8. Remember the ladies.
Lewis writes "one of the distinctive traits about Iceland's disaster, and Wall Street's, is how little women had to do with it." Lewis describes his observations of the male-dominated fishing and finance industry, the latter which has changed its tide since the crash.
Now Iceland has the world's first openly gay head of state, and the country's first female prime minister, Jóhanna Sigurðardóttir. Previous prime minister Geir Haarde went on trial earlier this month for "failures of ministerial responsibility."
Lewis also compares Ireland's financial disaster with that of Iceland's:
"It was created by the sort of men who ignore their wives' suggestions that maybe they should stop and ask for directions, for instance."
9. Nothing lasts forever, even real estate.
Lewis writes that "while the Icelandic male used foreign money to conquer foreign places - trophy companies in Britain, chunks of Scandinavia - the Irish male used foreign money to conquer Ireland. Left alone in a dark room with a pile of money, the Irish decided what they really wanted to do with it was buy Ireland. From each other."
He describes the start of Ireland's collapse as a real estate boom that evolved into a frenzy which caused the a 500 percent increase in the average price of a house in Dublin before the collapse.
"Their real estate boom had the flavor of a family lie: it was sustainable so long as it went unquestioned and it went unquestioned so long as it appeared sustainable."
By 2007, Lewis wrote that "Irish banks were lending 40 percent more to property developers alone than they had to the entire Irish population."
Lewis writes that Irish banks had avoided lending to American subprime borrowers but "all of Ireland had become subprime."
"Otherwise sound Irish borrowers had been rendered unsound by the size of the loans they had taken out to buy inflated Irish property," Lewis wrote.
The debts of Irish banks were private, "owed by them to investors around the world – and still the Irish people have undertaken to repay them as if they were under obligations of the state."
The Irish government nationalized Anglo Irish Bank and its losses of 34 billion euros in January 2009. Later that year, the government created the National Asset Management Agency, "the Irish version of the Troubled Asset Relief Program (TARP), but, unlike the U.S. government, actually followed through, and bought 80 billion euros' worth of crappy assets from the Irish banks."
10. When everyone is guilty, no one is.
In his fourth chapter, the Secret Lives of Germans, Lewis describes and questions the role of Germany as the sane economy in the unstable Eurozone.
He asks "how did people who seem as intelligent and successful and honest and well-organized as the Germans allow themselves to be drawn into such a mess?"
While describing the historical reminders all over Berlin of World War II and the Nazi era, Lewis writes "it's as if history stopped and assigned roles to people, and the Germans have been required to accept that they will always play the villain."
He writes that for the Germans "the euro isn't just a currency.
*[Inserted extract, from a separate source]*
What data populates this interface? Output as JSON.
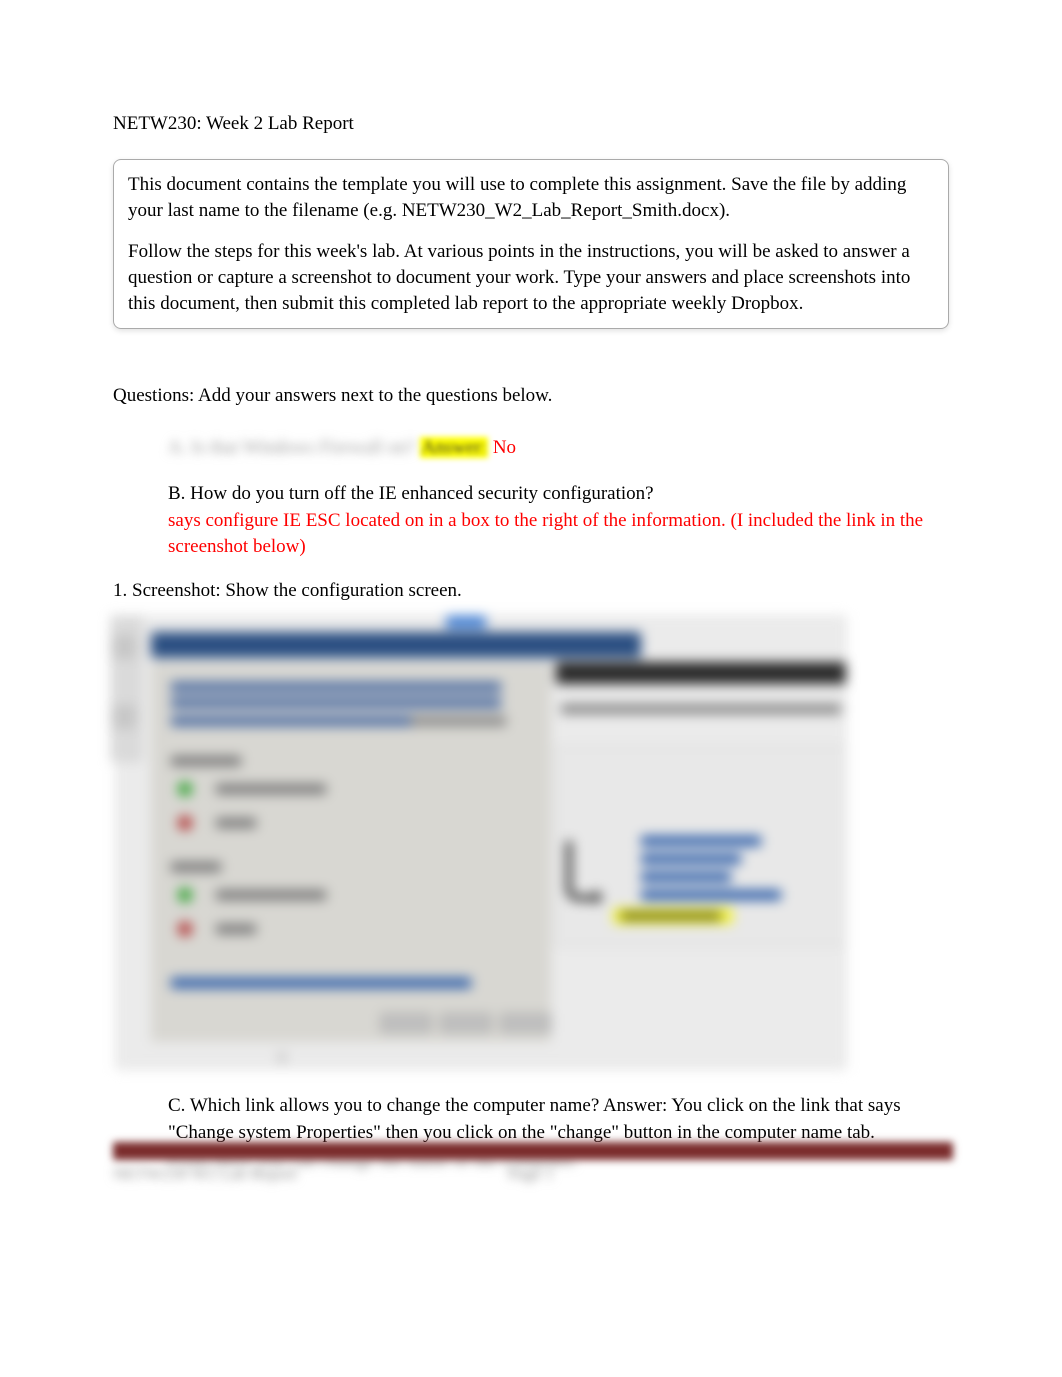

It's a device for flushing away the past. It's another Holocaust Memorial."